I’ve assembled several random paragraph below – all they have in common is dissatisfaction.
Following polls is maddening. When people say they approve of something – Obama, Romney, Congress, Marilyn Monroe, bubble gum, whatever – polls can certainly track the ebb and flow of popularity, but they don’t tell us much about what people do prefer. This comes to play especially in politics. Obama’s (or whoever or whatever’s) popularity may be low at any time, but this number measures those who want him to lean further left plus those who want him to lean further right. This fact allows both sides to justify their case. One more excuse for polarizing.
I see that the Right is beginning to rally around Romney. The Dallas pastor that publically said Romney wasn’t a Christian has now endorsed him. He said he still doesn’t think he’s a Christian, but “he espouses biblical principles, such as the sanctity of life. And Obama does not, though he may be Christian.” Thus, the Right is so dissatisfied with Obama that they will rally around a non-Christian. How much irony is in all this?!? What does this imply for the Dominionists? These are the people who want to populate our government with true Christians. So policy really is more important than a faith test? Shocking!
Many people make voting decisions on bacon. That is, whether a politician can deliver a favor to the voters or donors. I object. Where is the wisdom, the principle in that?
This Secret Service prostitution scandal will undoubtedly lower Obama in the polls. However, it is more indicative of the problems within the permanent government.
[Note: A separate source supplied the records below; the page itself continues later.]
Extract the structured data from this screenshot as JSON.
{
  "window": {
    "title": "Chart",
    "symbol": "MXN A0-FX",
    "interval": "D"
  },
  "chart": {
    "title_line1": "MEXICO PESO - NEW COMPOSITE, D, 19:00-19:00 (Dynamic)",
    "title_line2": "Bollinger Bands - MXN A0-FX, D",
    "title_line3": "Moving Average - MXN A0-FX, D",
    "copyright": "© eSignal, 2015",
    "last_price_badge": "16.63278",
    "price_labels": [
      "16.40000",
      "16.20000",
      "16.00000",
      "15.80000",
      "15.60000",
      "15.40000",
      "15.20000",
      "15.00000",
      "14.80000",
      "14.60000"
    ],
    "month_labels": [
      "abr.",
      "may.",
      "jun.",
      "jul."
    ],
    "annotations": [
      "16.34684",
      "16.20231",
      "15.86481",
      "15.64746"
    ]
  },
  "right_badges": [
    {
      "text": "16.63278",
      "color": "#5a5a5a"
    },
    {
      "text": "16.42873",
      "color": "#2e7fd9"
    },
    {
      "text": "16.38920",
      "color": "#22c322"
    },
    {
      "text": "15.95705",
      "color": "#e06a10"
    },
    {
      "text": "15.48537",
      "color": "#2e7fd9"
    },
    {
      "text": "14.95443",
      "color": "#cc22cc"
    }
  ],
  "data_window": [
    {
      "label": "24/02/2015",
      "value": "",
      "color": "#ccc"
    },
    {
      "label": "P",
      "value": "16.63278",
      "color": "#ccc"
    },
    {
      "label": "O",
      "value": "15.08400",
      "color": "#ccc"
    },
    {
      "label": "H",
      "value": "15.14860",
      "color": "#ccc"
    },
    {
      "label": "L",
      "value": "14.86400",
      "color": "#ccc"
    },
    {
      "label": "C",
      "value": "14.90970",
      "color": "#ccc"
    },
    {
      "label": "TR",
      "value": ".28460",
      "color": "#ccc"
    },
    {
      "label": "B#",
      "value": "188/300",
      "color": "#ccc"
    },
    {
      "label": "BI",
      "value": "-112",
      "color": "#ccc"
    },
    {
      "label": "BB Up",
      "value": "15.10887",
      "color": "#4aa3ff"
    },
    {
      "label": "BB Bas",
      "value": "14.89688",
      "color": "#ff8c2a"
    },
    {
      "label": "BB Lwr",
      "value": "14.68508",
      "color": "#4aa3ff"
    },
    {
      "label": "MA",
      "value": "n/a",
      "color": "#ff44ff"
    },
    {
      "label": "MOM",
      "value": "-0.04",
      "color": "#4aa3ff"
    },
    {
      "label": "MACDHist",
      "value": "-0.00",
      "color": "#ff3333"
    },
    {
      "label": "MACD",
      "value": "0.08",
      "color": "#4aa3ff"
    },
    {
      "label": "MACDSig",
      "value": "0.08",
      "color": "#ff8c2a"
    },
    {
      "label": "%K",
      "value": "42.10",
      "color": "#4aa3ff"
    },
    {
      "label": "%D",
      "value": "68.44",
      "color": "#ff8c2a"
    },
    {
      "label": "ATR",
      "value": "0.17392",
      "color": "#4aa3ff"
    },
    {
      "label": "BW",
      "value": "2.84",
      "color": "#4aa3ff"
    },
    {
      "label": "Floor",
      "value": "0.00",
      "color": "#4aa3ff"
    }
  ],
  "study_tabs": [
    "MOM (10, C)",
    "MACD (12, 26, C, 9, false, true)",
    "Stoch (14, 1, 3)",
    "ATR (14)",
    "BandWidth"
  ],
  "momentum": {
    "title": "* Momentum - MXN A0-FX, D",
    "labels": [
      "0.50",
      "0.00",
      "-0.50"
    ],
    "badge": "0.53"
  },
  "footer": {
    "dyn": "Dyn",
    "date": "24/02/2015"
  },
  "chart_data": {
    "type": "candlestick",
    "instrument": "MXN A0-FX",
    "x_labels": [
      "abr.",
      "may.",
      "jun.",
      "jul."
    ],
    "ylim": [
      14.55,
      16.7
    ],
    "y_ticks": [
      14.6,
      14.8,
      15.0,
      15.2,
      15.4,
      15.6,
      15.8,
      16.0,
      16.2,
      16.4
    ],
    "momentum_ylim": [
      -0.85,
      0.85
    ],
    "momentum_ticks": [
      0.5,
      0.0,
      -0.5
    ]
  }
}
The permanent government is why military and foreign policy does not change radically with a new President. These people are not elected, but employed. They may be accountable to the President, but the advantage of their experience often outweighs any cause to change the culture.
Some say the 99% movement is just a bunch of complainers, jealous of the success of others. While we can measure the success of entitlement programs and assemble case studies, and justify their existence to taxpayers, it is much more difficult to study and regulate the behavior of corporate raiders. Changes like the ones needed begin with talk of problems, then move to shareholders and consumers. If that doesn’t work, then the voters and government can step in.